Credit: Colleen Durkin

Library-science student by day, independent label honcho by night, 27-year-old Rainbow Body Records founder Chris Sloan works at a high-end home audio store to finance the music. Having written his last rent check a year ago, he crashes mostly with his girlfriend. All in all, he says, he’s been “between places for a little while.”

From this, it’s tempting to construct a romantic narrative based on dichotomy: young man forgoes a home to live out his rock ‘n’ roll passion while cramming for finals in nerddom (with the unwavering support of the very understanding lady these stories always seem to have). But Sloan doesn’t see much contrast between running a label and studying to become a librarian. Both appeal to his inner collector and categorizer—one’s just louder.

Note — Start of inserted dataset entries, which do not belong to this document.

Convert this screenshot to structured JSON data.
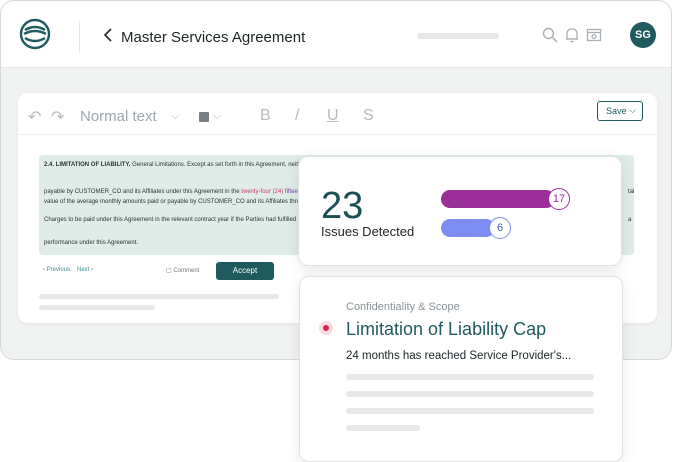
{
  "header": {
    "title": "Master Services Agreement",
    "avatar_initials": "SG"
  },
  "toolbar": {
    "text_style": "Normal text",
    "bold": "B",
    "italic": "/",
    "underline": "U",
    "strike": "S",
    "save_label": "Save"
  },
  "document": {
    "heading": "2.4. LIMITATION OF LIABILITY.",
    "line1_rest": " General Limitations. Except as set forth in this Agreement, neither Party",
    "line2_start": "payable by CUSTOMER_CO and its Affiliates under this Agreement in the ",
    "line2_removed": "twenty-four (24)",
    "line2_inserted": " fifteen (15) m",
    "line2_tail_right": "tal",
    "line3": "value of the average monthly amounts paid or payable by CUSTOMER_CO and its Affiliates through the",
    "line4": "Charges to be paid under this Agreement in the relevant contract year if the Parties had fulfilled the A",
    "line4_tail_right": "a",
    "line5": "performance under this Agreement.",
    "nav_previous": "Previous",
    "nav_next": "Next",
    "comment_label": "Comment",
    "accept_label": "Accept"
  },
  "summary": {
    "issues_count": "23",
    "issues_label": "Issues Detected",
    "bar_a_count": "17",
    "bar_b_count": "6"
  },
  "issue_card": {
    "category": "Confidentiality & Scope",
    "title": "Limitation of Liability Cap",
    "description": "24 months has reached Service Provider's..."
  },
  "colors": {
    "brand": "#1f5a5e",
    "bar_a": "#9b2f9a",
    "bar_b": "#7f8df3",
    "highlight": "#dfece8",
    "alert": "#d2274f"
  }
}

In 2006, deep in the throes of a heavy Brian Eno phase, Sloan and his roommate at the time were trolling MySpace for new bands, as they often did. They found Golden Birthday, then the solo project of Ryan Sullivan, and instantly locked in on his rhythms, which were programmed like new wave but loose like punk rock. “It was exactly where I was musically at the time,” says Sloan. “I could tell he wrote pop songs in a very weird way.”

Sloan sent Sullivan a message asking if he was serious or if this was just a hobby. “I knew nothing about him or his plans or directions, or if he’d even want to do a record,” says Sloan. At this point, actually, Golden Birthday had yet to play a show. It wasn’t really even a band—just one guy with his four-track and a few songs online. “He wrote back and said he’d love to develop it more in a direction so he could play live,” Sloan says. “I told him if he wanted to do that I’d put his record out.”

Of course, at that point Sloan had a “label” like Sullivan had a “band.”

Sloan earned a BFA with an emphasis in sound from the School of the Art Institute, where he especially dug the classes on LP production. His music business experience by the time he hooked up with Sullivan included interning for a year at Drag City, then interning again at Thrill Jockey until they let him do some publicity. Ardent about music, with a vague dream of someday creating it, he’d accumulated a handful of synthesizers that he sold like a junkie hosting a fire sale in order to muster the funds for Rainbow Body.

Sloan wanted to start a label for “people who own record players” but give them the option to download a digital version. Rainbow Body became a legal affair in 2007, and Golden Birthday’s Infinite Leagues became its first release in October 2008. Sloan says the album was “received extremely well by a very small group of people, and was largely ignored by most. . . . It was the debut record of a new band and also the first release from a new label—not the best combination for getting on people’s radar.”

Rainbow Body hasn’t put out a great deal of product, but a couple albums—particularly those by unassertive industrial dance group White Car and former Chicagoan Robert A.A. Lowe—have stoked the Brooklyn crowds that often validate a band before they get national attention. And with a recent full-length release from Night Gallery (a duo featuring a member of the currently celebrated Gatekeeper), and another slated for November from similarly adored Konnichiwa, he may not be small potatoes for long. “The label is run off my laptop, a storage space, and my car,” he says. “It’s not ideal.”

Still, he doesn’t expect to depend on the label for his livelihood. “I don’t want the success or failure of a record in terms of sales to have any bearing on my ability to live my life,” he says, “because I don’t want it to ever get to a point where sales take priority over the content of the music.” So he’s keeping costs as low as possible. Often, the individual parts of a Rainbow Body LP are manufactured in different places around the world, and when the pieces all show up he’ll host an album bee. “Every couple months my friends sit around stuffing records with me,” he says. Though Rainbow Body is officially a one-man venture, “the label is a ‘we.’ There’s no chance I could do this by myself.”   

More Fall Arts Guide